Keep the face motionless to prevent lines, pat lightly around the eyes to avoid
damage. Oh please, If such out-dated thinking was true, I'd be carrying my face
around in a bag! The photo to the left shows 10 years of Facialbuilding. So, where's the
Science has never disputed
facial muscles' ability to build. The face has the same muscle fiber and connective
tissue as the rest of the body. So, what's the problem? Resistance training for the body
has been well established for years, but for some reason we just can't get past the
neck. Is the public still holding out for that miracle in a jar? You know ....
like thigh cream.
Deb at age 47
I began teaching facial
fitness in the late 1970's. At that time, facial isometrics was the only known
form of facial training with much of the public considering it risky at best. By
1978, I became interested in weightlifting. Not long after entering the gym, I
decided to step into competitive bodybuilding. This move called for a marked reduction in
body fat that consequently had an aging effect on my face. This was not an acceptable
trade-off.

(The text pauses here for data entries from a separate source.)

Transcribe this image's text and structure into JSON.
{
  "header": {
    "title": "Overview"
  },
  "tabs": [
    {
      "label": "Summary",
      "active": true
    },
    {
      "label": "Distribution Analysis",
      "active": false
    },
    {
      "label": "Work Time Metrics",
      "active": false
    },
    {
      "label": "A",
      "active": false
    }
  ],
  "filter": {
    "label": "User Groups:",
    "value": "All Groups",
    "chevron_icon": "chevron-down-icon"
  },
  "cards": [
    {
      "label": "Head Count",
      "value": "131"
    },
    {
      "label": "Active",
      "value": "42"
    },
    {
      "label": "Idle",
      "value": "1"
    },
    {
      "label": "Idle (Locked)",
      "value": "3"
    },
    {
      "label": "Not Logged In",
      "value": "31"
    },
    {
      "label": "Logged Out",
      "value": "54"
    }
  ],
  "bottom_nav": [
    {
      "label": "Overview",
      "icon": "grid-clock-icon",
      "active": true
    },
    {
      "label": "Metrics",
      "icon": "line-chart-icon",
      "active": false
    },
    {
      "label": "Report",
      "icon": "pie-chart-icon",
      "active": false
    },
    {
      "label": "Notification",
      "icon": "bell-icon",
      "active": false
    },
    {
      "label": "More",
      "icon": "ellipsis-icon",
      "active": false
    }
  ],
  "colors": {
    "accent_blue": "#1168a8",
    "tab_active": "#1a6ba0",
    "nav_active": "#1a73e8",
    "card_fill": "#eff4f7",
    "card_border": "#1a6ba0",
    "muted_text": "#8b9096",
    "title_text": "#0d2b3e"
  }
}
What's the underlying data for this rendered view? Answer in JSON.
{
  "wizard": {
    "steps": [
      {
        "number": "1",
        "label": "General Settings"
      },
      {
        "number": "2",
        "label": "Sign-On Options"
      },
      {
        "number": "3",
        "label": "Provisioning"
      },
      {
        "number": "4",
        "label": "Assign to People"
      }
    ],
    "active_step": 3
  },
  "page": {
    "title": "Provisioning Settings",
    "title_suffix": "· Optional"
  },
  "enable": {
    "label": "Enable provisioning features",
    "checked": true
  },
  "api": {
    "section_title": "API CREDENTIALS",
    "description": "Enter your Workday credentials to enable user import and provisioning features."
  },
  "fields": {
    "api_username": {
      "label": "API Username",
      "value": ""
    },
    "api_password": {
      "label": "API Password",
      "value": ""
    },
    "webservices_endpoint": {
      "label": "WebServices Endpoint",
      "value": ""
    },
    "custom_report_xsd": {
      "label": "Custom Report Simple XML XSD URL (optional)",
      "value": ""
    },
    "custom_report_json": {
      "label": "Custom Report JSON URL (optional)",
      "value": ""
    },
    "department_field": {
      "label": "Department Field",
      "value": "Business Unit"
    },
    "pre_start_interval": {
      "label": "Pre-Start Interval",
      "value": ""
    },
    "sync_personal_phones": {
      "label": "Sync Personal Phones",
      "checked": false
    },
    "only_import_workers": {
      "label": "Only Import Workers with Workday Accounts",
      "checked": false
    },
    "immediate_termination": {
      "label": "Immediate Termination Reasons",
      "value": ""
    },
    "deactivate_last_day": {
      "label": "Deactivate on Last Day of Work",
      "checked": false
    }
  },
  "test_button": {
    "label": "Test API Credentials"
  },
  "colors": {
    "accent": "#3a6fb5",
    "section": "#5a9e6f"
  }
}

However, if I were to continue training to compete, increasing my weight would
not be an option.
Considering the fact
resistance training allows the body a lower percentage of fat without looking too thin, I
wondered what effect, if any, resistance training would have on my face. I must admit, I
was a little nervous at the thought of trying resistance training on my face but I
certainly wasn't happy with the way my face was beginning to look. With no plans to
give up the sport I decided it was worth a shot. So, I converted each facial
isometric exercise over to resistance… BINGO! I found the facial muscles' to
be every bit as responsive to resistance training as any other body part. The result of
this training was even better than I had hoped. The increase in muscle size created an
even greater lift. My face was still thin, but with the extra firmness, I no longer looked gaunt.
It became quite obvious to me
that *isometrics (toning exercises) only scratched the surface. We just weren't
taking it far enough. Most people will find after a certain age that tone is not
enough, especially when making up for the loss of fat in the subcutaneous
layer. For this reason alone you need an increase in muscle size.
Today, many studies are
documenting the effect of resistance training on the face. A study conducted by Eureka Physical Therapy
in Eureka, CA and myself, resulted in an average of 35% increase in facial muscle
strength over a two week period. At the Skin Study Center in Broomall, PA a similar study
(Facial Flex) showed a 250% increase in strength over an eight week period with a 32%
increase in skin elasticity.
Some might ask, what does facial muscle strength have to do with
lifting and firming the face? Ask yourself this; when you increase the strength of your
biceps, what other changes take place? Remember, resistance training
demands a muscle's full potential, an increase in size. Facial muscles' are
no exception. To think otherwise is just plain lazy thinking. Facialbuilding,
bodybuilding, the result is exactly the same.
Bodybuilding by itself does
not always guarantee a great looking body. Weightlifting alone builds muscle, (firming the
body) and is without doubt a tremendous benefit to the skin. However, depending on
the individual, sometimes healthy radiant skin may call for additional measures such as aerobics, diet,
supplements, and maybe even a few changes in life style.
The same principle applies to
Facialbuilding. I'm sorry to say, many facial fitness instructors would lead you to
believe otherwise. When you hear the words "You too, in just six weeks..." Don't
you believe it! Nothing in the realm of fitness is capable of this overnight
nonsense. Those of you who are willing to give Facialbuilding a try, approach it as you
would any other form of fitness keeping time and effort in mind, you will find
resistance training to be every bit as beneficial for the face as it is for the rest of
the body, no more, no less.
*The word Isometrics is
commonly used to describe the majority of today's facial exercise programs, even though
very little if any isometrics are actually taking place.
"A Firm Youthful Face Right At Your Fingertips"™